▶ _Instructions for the task_: Restate all the data word for word and omit the pictures.

▶ _Material for the task_:
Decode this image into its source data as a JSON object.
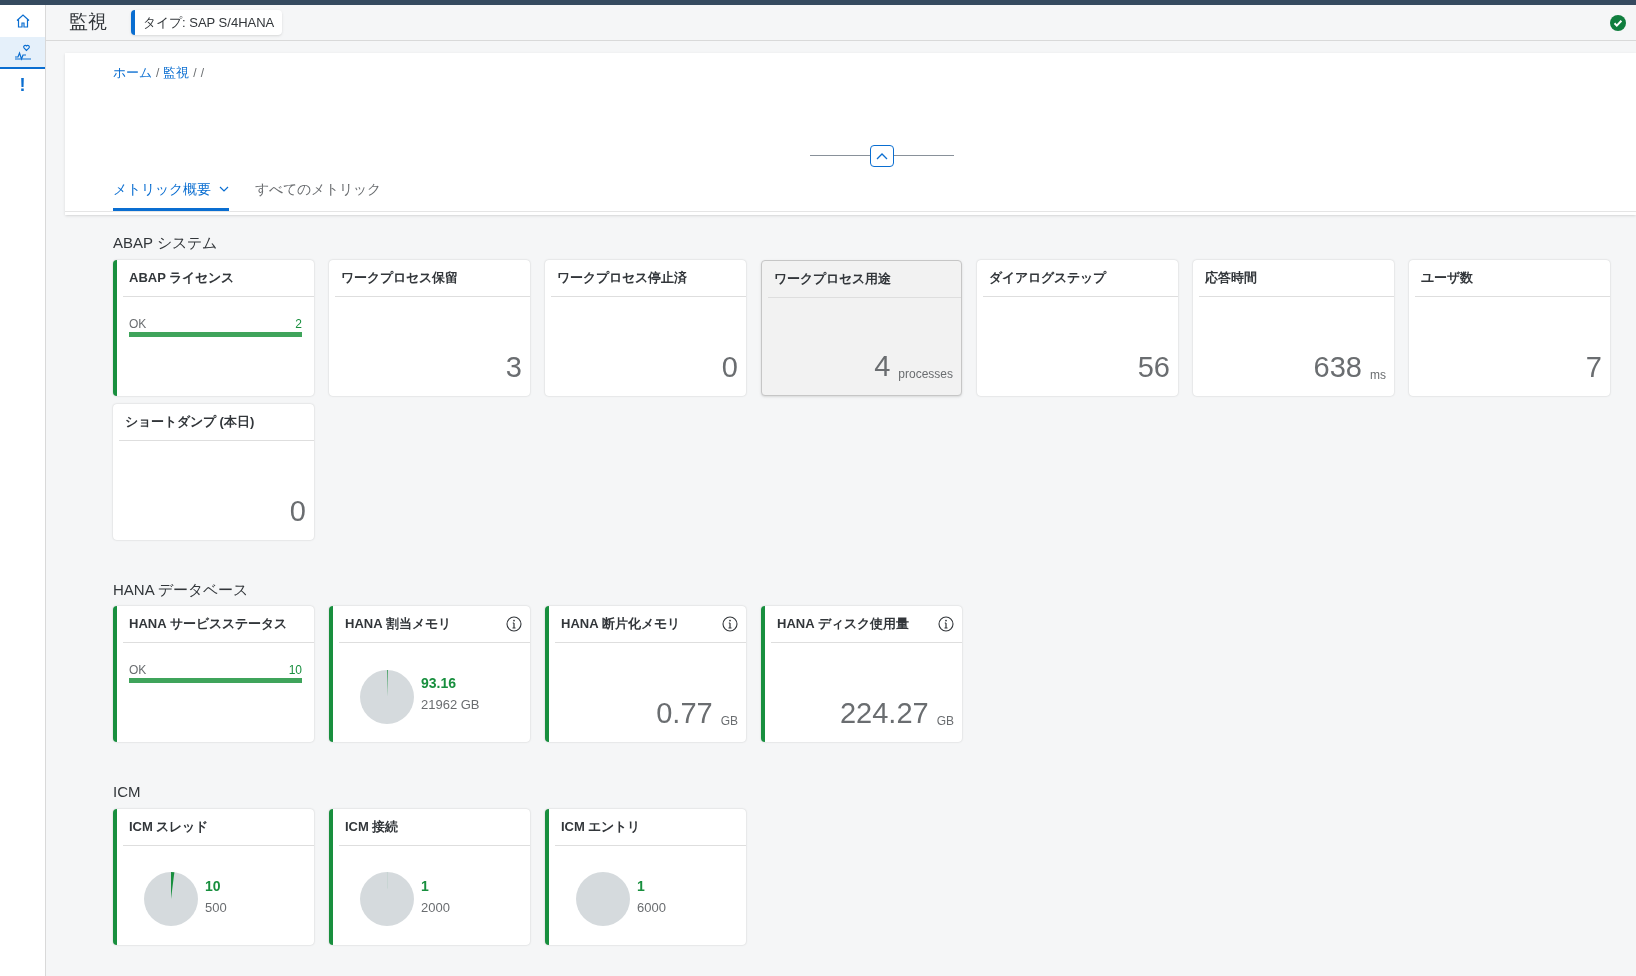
{
  "sidebar": {
    "items": [
      {
        "kind": "home",
        "selected": false
      },
      {
        "kind": "monitor",
        "selected": true
      },
      {
        "kind": "alert",
        "selected": false,
        "label": "!"
      }
    ]
  },
  "header": {
    "title": "監視",
    "type_badge": "タイプ: SAP S/4HANA"
  },
  "breadcrumb": [
    {
      "kind": "link",
      "text": "ホーム"
    },
    {
      "kind": "separator",
      "text": "/"
    },
    {
      "kind": "link",
      "text": "監視"
    },
    {
      "kind": "separator",
      "text": "/"
    },
    {
      "kind": "separator",
      "text": "/"
    }
  ],
  "tabs": [
    {
      "label": "メトリック概要",
      "selected": true,
      "dropdown": true
    },
    {
      "label": "すべてのメトリック",
      "selected": false,
      "dropdown": false
    }
  ],
  "sections": [
    {
      "title": "ABAP システム",
      "tiles": [
        {
          "kind": "bar",
          "title": "ABAP ライセンス",
          "color": "#188f3e",
          "info": false,
          "hovered": false,
          "label": "OK",
          "value": "2"
        },
        {
          "kind": "number",
          "title": "ワークプロセス保留",
          "info": false,
          "hovered": false,
          "value": "3"
        },
        {
          "kind": "number",
          "title": "ワークプロセス停止済",
          "info": false,
          "hovered": false,
          "value": "0"
        },
        {
          "kind": "number",
          "title": "ワークプロセス用途",
          "info": false,
          "hovered": true,
          "value": "4",
          "unit": "processes"
        },
        {
          "kind": "number",
          "title": "ダイアログステップ",
          "info": false,
          "hovered": false,
          "value": "56"
        },
        {
          "kind": "number",
          "title": "応答時間",
          "info": false,
          "hovered": false,
          "value": "638",
          "unit": "ms"
        },
        {
          "kind": "number",
          "title": "ユーザ数",
          "info": false,
          "hovered": false,
          "value": "7"
        },
        {
          "kind": "number",
          "title": "ショートダンプ (本日)",
          "info": false,
          "hovered": false,
          "value": "0"
        }
      ]
    },
    {
      "title": "HANA データベース",
      "tiles": [
        {
          "kind": "bar",
          "title": "HANA サービスステータス",
          "color": "#188f3e",
          "info": false,
          "hovered": false,
          "label": "OK",
          "value": "10"
        },
        {
          "kind": "pie",
          "title": "HANA 割当メモリ",
          "color": "#188f3e",
          "info": true,
          "hovered": false,
          "value": "93.16",
          "total": "21962 GB"
        },
        {
          "kind": "number",
          "title": "HANA 断片化メモリ",
          "color": "#188f3e",
          "info": true,
          "hovered": false,
          "value": "0.77",
          "unit": "GB"
        },
        {
          "kind": "number",
          "title": "HANA ディスク使用量",
          "color": "#188f3e",
          "info": true,
          "hovered": false,
          "value": "224.27",
          "unit": "GB"
        }
      ]
    },
    {
      "title": "ICM",
      "tiles": [
        {
          "kind": "pie",
          "title": "ICM スレッド",
          "color": "#188f3e",
          "info": false,
          "hovered": false,
          "value": "10",
          "total": "500"
        },
        {
          "kind": "pie",
          "title": "ICM 接続",
          "color": "#188f3e",
          "info": false,
          "hovered": false,
          "value": "1",
          "total": "2000"
        },
        {
          "kind": "pie",
          "title": "ICM エントリ",
          "color": "#188f3e",
          "info": false,
          "hovered": false,
          "value": "1",
          "total": "6000"
        }
      ]
    }
  ]
}
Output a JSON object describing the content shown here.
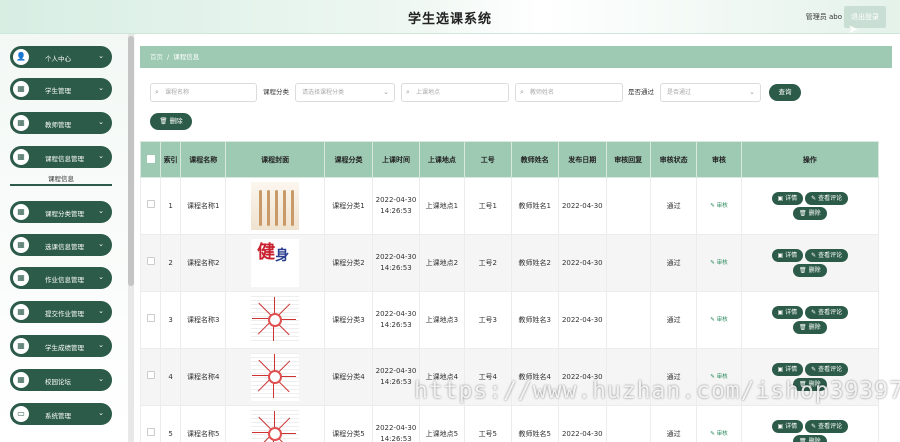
{
  "header": {
    "title": "学生选课系统",
    "admin": "管理员 abo",
    "logout": "退出登录"
  },
  "sidebar": {
    "items": [
      {
        "label": "个人中心",
        "icon": "user-icon",
        "glyph": "👤"
      },
      {
        "label": "学生管理",
        "icon": "grid-icon",
        "glyph": "▦"
      },
      {
        "label": "教师管理",
        "icon": "grid-icon",
        "glyph": "▦"
      },
      {
        "label": "课程信息管理",
        "icon": "grid-icon",
        "glyph": "▦"
      },
      {
        "label": "课程分类管理",
        "icon": "grid-icon",
        "glyph": "▦"
      },
      {
        "label": "选课信息管理",
        "icon": "grid-icon",
        "glyph": "▦"
      },
      {
        "label": "作业信息管理",
        "icon": "grid-icon",
        "glyph": "▦"
      },
      {
        "label": "提交作业管理",
        "icon": "grid-icon",
        "glyph": "▦"
      },
      {
        "label": "学生成绩管理",
        "icon": "grid-icon",
        "glyph": "▦"
      },
      {
        "label": "校园论坛",
        "icon": "grid-icon",
        "glyph": "▦"
      },
      {
        "label": "系统管理",
        "icon": "monitor-icon",
        "glyph": "▭"
      }
    ],
    "submenu": "课程信息",
    "arrow": "⌄"
  },
  "breadcrumb": {
    "home": "首页",
    "sep": "/",
    "current": "课程信息"
  },
  "filters": {
    "course_name_placeholder": "课程名称",
    "category_label": "课程分类",
    "category_placeholder": "请选择课程分类",
    "location_placeholder": "上课地点",
    "teacher_placeholder": "教师姓名",
    "approved_label": "是否通过",
    "approved_placeholder": "是否通过",
    "search_button": "查询",
    "delete_button": "删除"
  },
  "table": {
    "headers": [
      "",
      "索引",
      "课程名称",
      "课程封面",
      "课程分类",
      "上课时间",
      "上课地点",
      "工号",
      "教师姓名",
      "发布日期",
      "审核回复",
      "审核状态",
      "审核",
      "操作"
    ],
    "audit_link": "审核",
    "detail_button": "详情",
    "comment_button": "查看评论",
    "delete_button": "删除",
    "rows": [
      {
        "index": "1",
        "name": "课程名称1",
        "cover": "dance",
        "category": "课程分类1",
        "time": "2022-04-30 14:26:53",
        "location": "上课地点1",
        "job_no": "工号1",
        "teacher": "教师姓名1",
        "date": "2022-04-30",
        "reply": "",
        "status": "通过"
      },
      {
        "index": "2",
        "name": "课程名称2",
        "cover": "fitness",
        "category": "课程分类2",
        "time": "2022-04-30 14:26:53",
        "location": "上课地点2",
        "job_no": "工号2",
        "teacher": "教师姓名2",
        "date": "2022-04-30",
        "reply": "",
        "status": "通过"
      },
      {
        "index": "3",
        "name": "课程名称3",
        "cover": "mindmap",
        "category": "课程分类3",
        "time": "2022-04-30 14:26:53",
        "location": "上课地点3",
        "job_no": "工号3",
        "teacher": "教师姓名3",
        "date": "2022-04-30",
        "reply": "",
        "status": "通过"
      },
      {
        "index": "4",
        "name": "课程名称4",
        "cover": "mindmap",
        "category": "课程分类4",
        "time": "2022-04-30 14:26:53",
        "location": "上课地点4",
        "job_no": "工号4",
        "teacher": "教师姓名4",
        "date": "2022-04-30",
        "reply": "",
        "status": "通过"
      },
      {
        "index": "5",
        "name": "课程名称5",
        "cover": "mindmap",
        "category": "课程分类5",
        "time": "2022-04-30 14:26:53",
        "location": "上课地点5",
        "job_no": "工号5",
        "teacher": "教师姓名5",
        "date": "2022-04-30",
        "reply": "",
        "status": "通过"
      }
    ]
  },
  "cover_text": {
    "fitness_red": "健",
    "fitness_blue": "身"
  },
  "watermark": "https://www.huzhan.com/ishop39397"
}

▶ _Exercise output_:
Decode this image into its source data as a JSON object.
{
  "sidebar": {
    "items": [
      {
        "kind": "home",
        "selected": false
      },
      {
        "kind": "monitor",
        "selected": true
      },
      {
        "kind": "alert",
        "selected": false,
        "label": "!"
      }
    ]
  },
  "header": {
    "title": "監視",
    "type_badge": "タイプ: SAP S/4HANA"
  },
  "breadcrumb": [
    {
      "kind": "link",
      "text": "ホーム"
    },
    {
      "kind": "separator",
      "text": "/"
    },
    {
      "kind": "link",
      "text": "監視"
    },
    {
      "kind": "separator",
      "text": "/"
    },
    {
      "kind": "separator",
      "text": "/"
    }
  ],
  "tabs": [
    {
      "label": "メトリック概要",
      "selected": true,
      "dropdown": true
    },
    {
      "label": "すべてのメトリック",
      "selected": false,
      "dropdown": false
    }
  ],
  "sections": [
    {
      "title": "ABAP システム",
      "tiles": [
        {
          "kind": "bar",
          "title": "ABAP ライセンス",
          "color": "#188f3e",
          "info": false,
          "hovered": false,
          "label": "OK",
          "value": "2"
        },
        {
          "kind": "number",
          "title": "ワークプロセス保留",
          "info": false,
          "hovered": false,
          "value": "3"
        },
        {
          "kind": "number",
          "title": "ワークプロセス停止済",
          "info": false,
          "hovered": false,
          "value": "0"
        },
        {
          "kind": "number",
          "title": "ワークプロセス用途",
          "info": false,
          "hovered": true,
          "value": "4",
          "unit": "processes"
        },
        {
          "kind": "number",
          "title": "ダイアログステップ",
          "info": false,
          "hovered": false,
          "value": "56"
        },
        {
          "kind": "number",
          "title": "応答時間",
          "info": false,
          "hovered": false,
          "value": "638",
          "unit": "ms"
        },
        {
          "kind": "number",
          "title": "ユーザ数",
          "info": false,
          "hovered": false,
          "value": "7"
        },
        {
          "kind": "number",
          "title": "ショートダンプ (本日)",
          "info": false,
          "hovered": false,
          "value": "0"
        }
      ]
    },
    {
      "title": "HANA データベース",
      "tiles": [
        {
          "kind": "bar",
          "title": "HANA サービスステータス",
          "color": "#188f3e",
          "info": false,
          "hovered": false,
          "label": "OK",
          "value": "10"
        },
        {
          "kind": "pie",
          "title": "HANA 割当メモリ",
          "color": "#188f3e",
          "info": true,
          "hovered": false,
          "value": "93.16",
          "total": "21962 GB"
        },
        {
          "kind": "number",
          "title": "HANA 断片化メモリ",
          "color": "#188f3e",
          "info": true,
          "hovered": false,
          "value": "0.77",
          "unit": "GB"
        },
        {
          "kind": "number",
          "title": "HANA ディスク使用量",
          "color": "#188f3e",
          "info": true,
          "hovered": false,
          "value": "224.27",
          "unit": "GB"
        }
      ]
    },
    {
      "title": "ICM",
      "tiles": [
        {
          "kind": "pie",
          "title": "ICM スレッド",
          "color": "#188f3e",
          "info": false,
          "hovered": false,
          "value": "10",
          "total": "500"
        },
        {
          "kind": "pie",
          "title": "ICM 接続",
          "color": "#188f3e",
          "info": false,
          "hovered": false,
          "value": "1",
          "total": "2000"
        },
        {
          "kind": "pie",
          "title": "ICM エントリ",
          "color": "#188f3e",
          "info": false,
          "hovered": false,
          "value": "1",
          "total": "6000"
        }
      ]
    }
  ]
}
Output a JSON object describing the content shown here.
{
  "header": {
    "title": "学生选课系统",
    "admin": "管理员 abo",
    "logout": "退出登录"
  },
  "sidebar": {
    "items": [
      {
        "label": "个人中心",
        "icon": "user-icon",
        "glyph": "👤"
      },
      {
        "label": "学生管理",
        "icon": "grid-icon",
        "glyph": "▦"
      },
      {
        "label": "教师管理",
        "icon": "grid-icon",
        "glyph": "▦"
      },
      {
        "label": "课程信息管理",
        "icon": "grid-icon",
        "glyph": "▦"
      },
      {
        "label": "课程分类管理",
        "icon": "grid-icon",
        "glyph": "▦"
      },
      {
        "label": "选课信息管理",
        "icon": "grid-icon",
        "glyph": "▦"
      },
      {
        "label": "作业信息管理",
        "icon": "grid-icon",
        "glyph": "▦"
      },
      {
        "label": "提交作业管理",
        "icon": "grid-icon",
        "glyph": "▦"
      },
      {
        "label": "学生成绩管理",
        "icon": "grid-icon",
        "glyph": "▦"
      },
      {
        "label": "校园论坛",
        "icon": "grid-icon",
        "glyph": "▦"
      },
      {
        "label": "系统管理",
        "icon": "monitor-icon",
        "glyph": "▭"
      }
    ],
    "submenu": "课程信息",
    "arrow": "⌄"
  },
  "breadcrumb": {
    "home": "首页",
    "sep": "/",
    "current": "课程信息"
  },
  "filters": {
    "course_name_placeholder": "课程名称",
    "category_label": "课程分类",
    "category_placeholder": "请选择课程分类",
    "location_placeholder": "上课地点",
    "teacher_placeholder": "教师姓名",
    "approved_label": "是否通过",
    "approved_placeholder": "是否通过",
    "search_button": "查询",
    "delete_button": "删除"
  },
  "table": {
    "headers": [
      "",
      "索引",
      "课程名称",
      "课程封面",
      "课程分类",
      "上课时间",
      "上课地点",
      "工号",
      "教师姓名",
      "发布日期",
      "审核回复",
      "审核状态",
      "审核",
      "操作"
    ],
    "audit_link": "审核",
    "detail_button": "详情",
    "comment_button": "查看评论",
    "delete_button": "删除",
    "rows": [
      {
        "index": "1",
        "name": "课程名称1",
        "cover": "dance",
        "category": "课程分类1",
        "time": "2022-04-30 14:26:53",
        "location": "上课地点1",
        "job_no": "工号1",
        "teacher": "教师姓名1",
        "date": "2022-04-30",
        "reply": "",
        "status": "通过"
      },
      {
        "index": "2",
        "name": "课程名称2",
        "cover": "fitness",
        "category": "课程分类2",
        "time": "2022-04-30 14:26:53",
        "location": "上课地点2",
        "job_no": "工号2",
        "teacher": "教师姓名2",
        "date": "2022-04-30",
        "reply": "",
        "status": "通过"
      },
      {
        "index": "3",
        "name": "课程名称3",
        "cover": "mindmap",
        "category": "课程分类3",
        "time": "2022-04-30 14:26:53",
        "location": "上课地点3",
        "job_no": "工号3",
        "teacher": "教师姓名3",
        "date": "2022-04-30",
        "reply": "",
        "status": "通过"
      },
      {
        "index": "4",
        "name": "课程名称4",
        "cover": "mindmap",
        "category": "课程分类4",
        "time": "2022-04-30 14:26:53",
        "location": "上课地点4",
        "job_no": "工号4",
        "teacher": "教师姓名4",
        "date": "2022-04-30",
        "reply": "",
        "status": "通过"
      },
      {
        "index": "5",
        "name": "课程名称5",
        "cover": "mindmap",
        "category": "课程分类5",
        "time": "2022-04-30 14:26:53",
        "location": "上课地点5",
        "job_no": "工号5",
        "teacher": "教师姓名5",
        "date": "2022-04-30",
        "reply": "",
        "status": "通过"
      }
    ]
  },
  "cover_text": {
    "fitness_red": "健",
    "fitness_blue": "身"
  },
  "watermark": "https://www.huzhan.com/ishop39397"
}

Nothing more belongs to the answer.